Reacher, Prime Video’s drama series based on Lee Child’s bestselling Jack Reacher novels, probably won’t win many TV awards — its brand of sexy police procedural may be deemed too commercial. It may keep you hooked to your smart TV/tablet/laptop/phone for an evening or two though.
The Amazon Original debuts on Friday, February 4, with all eight episodes of its first season, and it’s binge-able fare, or the television equivalent of a page-turner. It stars Alan Ritchson as the broad-chested and very tall Jack Reacher, a vagabond and ex-military police officer who got tired of always being told where to go and when to be there and is now seeing the country on his terms.
That means traveling light, staying in motels, paying cash and just impulsively getting on a bus from Tampa, Florida, to Margrave, Georgia, when he listens to “Police Dog Blues” by Blind Blake and remembers the musician played his last show and died in the Georgia town.
You meet Reacher when he arrives in the fictional Margrave; season one adapts Child’s first Jack Reacher novel Killing Floor. From the get-go, writer and showrunner Nick Santora (Scorpion) wants you to know his lead is a good guy: He helps a woman arguing with an abusive boyfriend. Reacher doesn’t have to do much, he simply stares menacingly. Did I already mention he’s quite big? His nobleness gets established a second time within the first five minutes of the pilot episode, when he pays the tab for his black coffee and a slice of peach pie — the best in Georgia, we’re told — before he’s even had a morsel to eat. He does so when he realizes he’s about to get arrested.
Margrave Police is arresting him for murder and is that particular charge that manages to confound him slightly. A body was found by the highway embankment, and the scene has all the makings of a professional job. “I didn’t kill anybody, at least not recently. And not in this town,” he tells Margrave’s Chief Detective Oscar Finlay (Malcolm Goodwin).
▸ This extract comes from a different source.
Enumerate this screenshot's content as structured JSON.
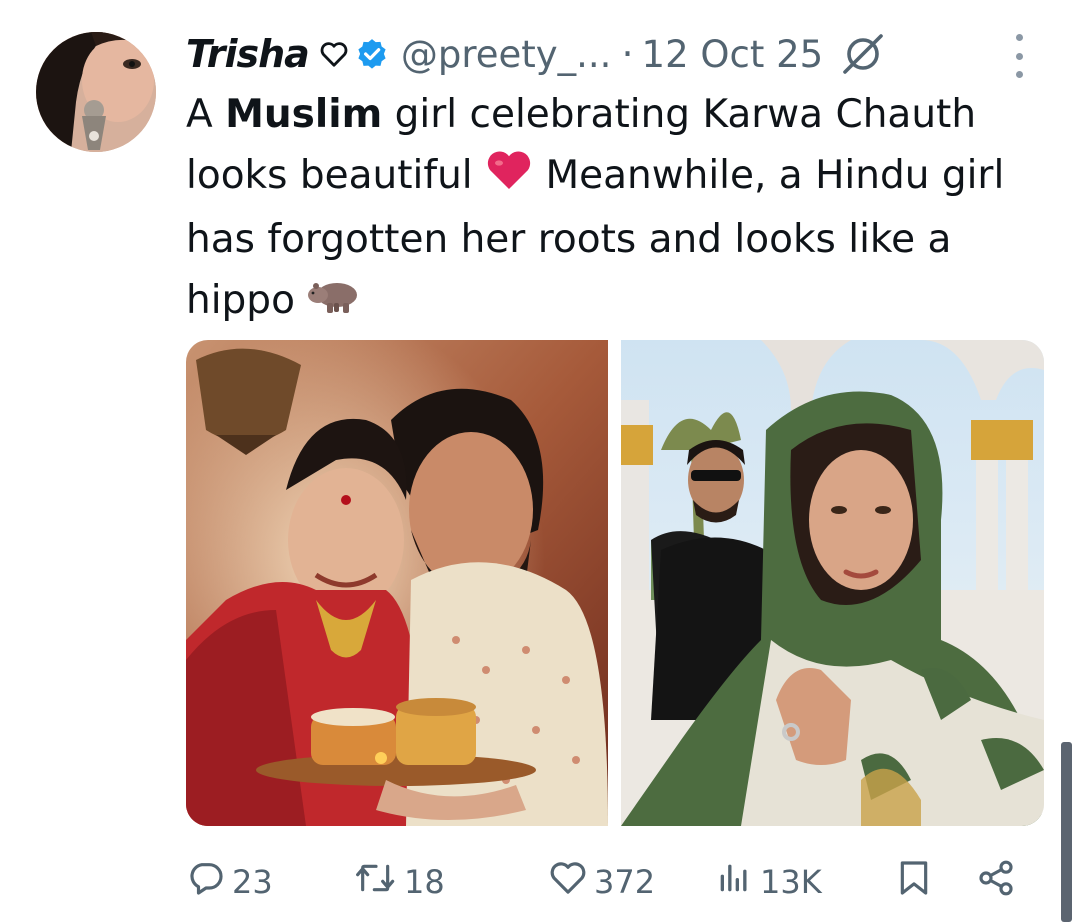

Reacher may be the newcomer in town, but Finlay isn’t necessarily an old-time Margrave resident. He has Massachusetts so ingrained that he wears a three-piece tweed suit during the Georgia summer. He’s also Black in quite the racist town.
Then there’s Roscoe Conklin (Willa Fitzgerald), a police officer born and raised in Margrave. And even though she has a lot of ass to kick and investigating to do, she’s also the romantic interest of the show… at least this season. But unlike with other police procedurals where there’s an initial dislike between the protagonists who then unwillingly fall for each other and have an eternal dance of Will They or Won’t They, Reacher and Roscoe like each other from the beginning and don’t pretend otherwise.
They share a very tender — and sexy — slow dance to “Crazy” by Patsy Cline. Roscoe informs Reacher, and the viewer, that in the South when they play Patsy, you have to dance. “It’s practically the law,” she says.
The series goes the sexy route often, mainly when it comes to showing us its protagonist shirtless, an average of twice per episode and veering toward objectification. There are also constant reminders — verbal and non-verbal — that Reacher is a very tall, very big man. The writers even make sure that we’re told about his size: 6 feet, 5 inches. This is not the 2012 Jack Reacher film with the not-very-towering Tom Cruise in the titular role.
“Do you guys recycle?” Reacher asks the cops when he gets rid of the plastic zip ties around his wrists with just a snap. They couldn’t use regular cuffs on him since they wouldn’t fit him. The show has a twisted sense of humor that had me laughing more often than I expected. “I’m not a vagrant, I’m a hobo. Big difference,” Reacher explains about his grifter ways in a sentence taken from Child’s book.
Some of the jokes can be a bit off-color if you don’t appreciate violence though. There’s a reference about playing Tetris to fit a few corpses inside a car’s trunk, and hangman is mentioned when explaining what happens to a baddie that ends up, well, hanged.
Since this is a murder mystery with a thriller component, action is key. There’s an underwater pool fight sequence, exploding buildings and plenty of hand-to-hand fighting sequences — with and without knives. Things got a bit bloody and gory for my taste at times, so be advised.
Overall Reacher packs in all the genre tropes satisfactorily: There’s a murder to solve that leads to a bigger conspiracy, we figure out the enigmatic past behind our main guy, and we get a bit of romance and some buddy relationships. There are even some changes of scenery from Margrave: In his pursuit for answers, Reacher goes both to Atlanta and New York — although that may be Toronto doubling for both cities since the show shot there.
Sometimes with TV shows, like with novels, you’re feeling in the mood for a well-executed mass-market title with all the necessary ingredients. This is it if you like the boat not being rocked and you don’t mind your heroes as loners and still following the old-fashioned ways with a girl in every port.